Debugging a page that uses many methods from other classes can become a right pain in the neck. I find myself accidentally stepping into a method that I don’t need to debug or wanting to output specific values from my methods straight away. Being the cowboy (correction, agile) developer that I am, one of my code boffins at work showed me a two cool ways to meet my debugging needs:
1) DubuggerHidden Attribute
Using the DubuggerHidden attribute tells the Visual Studio debugger that the method is hidden from the debugging process. The simple example below, shows the DebuggerHidden attribute in use:
2) DebuggerDisplay Attrubute
The DebuggerDisplay attribute allows us to output variable values from a class or method to be displayed in our Visual Studio debugger. The attribute includes a single argument that is supplied as a string. The string can contain references to fields, properties and methods in the class so that the actual values from an object may be included in its description.
You also have the ability to include simple expressions, like so:
In addition to the “DebuggerHidden” and DebuggerDisplay attributes, .NET contains some very useful attributes that modify the behaviour of a debugger.
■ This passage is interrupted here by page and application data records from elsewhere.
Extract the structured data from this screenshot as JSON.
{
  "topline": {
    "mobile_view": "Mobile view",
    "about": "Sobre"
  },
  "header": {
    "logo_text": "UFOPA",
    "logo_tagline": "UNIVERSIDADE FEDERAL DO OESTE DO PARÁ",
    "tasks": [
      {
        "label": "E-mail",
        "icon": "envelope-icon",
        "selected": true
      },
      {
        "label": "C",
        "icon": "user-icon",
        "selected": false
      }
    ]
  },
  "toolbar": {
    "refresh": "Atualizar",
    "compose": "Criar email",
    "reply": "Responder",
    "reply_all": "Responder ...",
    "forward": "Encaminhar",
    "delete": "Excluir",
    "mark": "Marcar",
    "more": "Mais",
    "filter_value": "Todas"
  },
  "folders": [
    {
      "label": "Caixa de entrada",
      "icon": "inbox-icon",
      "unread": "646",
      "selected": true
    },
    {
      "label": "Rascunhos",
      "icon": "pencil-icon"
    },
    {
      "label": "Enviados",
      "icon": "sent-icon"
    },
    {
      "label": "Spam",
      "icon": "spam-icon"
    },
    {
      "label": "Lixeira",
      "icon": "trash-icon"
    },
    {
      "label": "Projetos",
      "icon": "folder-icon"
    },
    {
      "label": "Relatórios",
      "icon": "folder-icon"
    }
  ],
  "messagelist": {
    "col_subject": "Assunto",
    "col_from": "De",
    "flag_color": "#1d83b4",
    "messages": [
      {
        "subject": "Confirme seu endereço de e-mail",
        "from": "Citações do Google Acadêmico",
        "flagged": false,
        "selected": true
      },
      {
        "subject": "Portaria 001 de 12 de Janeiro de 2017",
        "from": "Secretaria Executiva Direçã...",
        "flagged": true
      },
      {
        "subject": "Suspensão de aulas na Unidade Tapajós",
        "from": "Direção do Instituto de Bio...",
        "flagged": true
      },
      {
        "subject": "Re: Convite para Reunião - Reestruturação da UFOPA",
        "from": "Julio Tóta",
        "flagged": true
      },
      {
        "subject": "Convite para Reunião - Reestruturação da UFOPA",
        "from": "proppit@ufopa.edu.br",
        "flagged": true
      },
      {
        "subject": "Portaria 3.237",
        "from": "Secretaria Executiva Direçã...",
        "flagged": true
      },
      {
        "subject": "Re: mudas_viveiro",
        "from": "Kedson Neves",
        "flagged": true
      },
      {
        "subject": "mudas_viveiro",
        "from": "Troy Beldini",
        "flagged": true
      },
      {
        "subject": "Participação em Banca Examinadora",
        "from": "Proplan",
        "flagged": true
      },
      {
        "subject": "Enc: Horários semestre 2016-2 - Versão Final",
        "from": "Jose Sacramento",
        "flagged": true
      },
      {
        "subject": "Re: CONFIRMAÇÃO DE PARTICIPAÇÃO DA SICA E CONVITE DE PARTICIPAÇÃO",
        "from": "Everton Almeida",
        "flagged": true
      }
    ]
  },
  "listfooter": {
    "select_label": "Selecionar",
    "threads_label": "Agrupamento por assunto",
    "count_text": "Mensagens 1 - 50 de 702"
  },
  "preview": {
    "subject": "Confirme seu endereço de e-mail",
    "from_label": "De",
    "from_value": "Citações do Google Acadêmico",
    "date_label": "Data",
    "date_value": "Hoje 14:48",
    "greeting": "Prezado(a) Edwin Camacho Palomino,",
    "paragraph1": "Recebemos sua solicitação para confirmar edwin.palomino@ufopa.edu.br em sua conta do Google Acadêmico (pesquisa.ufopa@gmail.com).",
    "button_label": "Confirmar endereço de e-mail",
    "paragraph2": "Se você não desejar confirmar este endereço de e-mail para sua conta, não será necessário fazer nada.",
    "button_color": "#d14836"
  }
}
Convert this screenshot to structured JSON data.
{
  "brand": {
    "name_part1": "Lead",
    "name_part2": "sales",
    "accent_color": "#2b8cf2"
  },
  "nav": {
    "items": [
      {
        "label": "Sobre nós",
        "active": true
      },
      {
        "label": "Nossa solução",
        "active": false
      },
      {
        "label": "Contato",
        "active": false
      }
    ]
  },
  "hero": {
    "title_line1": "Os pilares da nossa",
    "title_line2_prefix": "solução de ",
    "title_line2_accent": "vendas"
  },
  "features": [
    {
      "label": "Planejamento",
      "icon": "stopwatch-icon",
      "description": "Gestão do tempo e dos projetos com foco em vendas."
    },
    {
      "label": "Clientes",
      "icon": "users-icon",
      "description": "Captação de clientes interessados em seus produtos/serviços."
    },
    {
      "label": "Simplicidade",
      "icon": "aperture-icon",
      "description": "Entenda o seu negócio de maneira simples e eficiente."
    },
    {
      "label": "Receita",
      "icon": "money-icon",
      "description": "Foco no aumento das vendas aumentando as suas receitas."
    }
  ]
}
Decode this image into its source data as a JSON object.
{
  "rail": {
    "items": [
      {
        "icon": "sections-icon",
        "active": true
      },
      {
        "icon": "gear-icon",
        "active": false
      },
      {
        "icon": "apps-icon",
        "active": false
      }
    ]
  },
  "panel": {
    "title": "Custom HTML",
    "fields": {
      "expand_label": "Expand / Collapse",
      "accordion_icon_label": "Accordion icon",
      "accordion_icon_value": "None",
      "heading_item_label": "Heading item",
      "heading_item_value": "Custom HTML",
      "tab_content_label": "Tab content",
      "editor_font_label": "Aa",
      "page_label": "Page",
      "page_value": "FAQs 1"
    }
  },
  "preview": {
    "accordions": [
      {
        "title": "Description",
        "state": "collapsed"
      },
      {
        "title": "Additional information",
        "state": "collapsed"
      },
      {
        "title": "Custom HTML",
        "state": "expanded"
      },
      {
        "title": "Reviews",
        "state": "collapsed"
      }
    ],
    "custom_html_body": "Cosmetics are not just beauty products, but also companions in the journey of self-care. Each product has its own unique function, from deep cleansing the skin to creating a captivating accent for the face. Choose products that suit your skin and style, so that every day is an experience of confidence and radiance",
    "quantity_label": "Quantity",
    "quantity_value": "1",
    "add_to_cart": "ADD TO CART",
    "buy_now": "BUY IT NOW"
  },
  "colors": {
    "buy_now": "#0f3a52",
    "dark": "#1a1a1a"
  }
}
For me, they weren’t as interesting as the two debugger attributes I listed above. :-)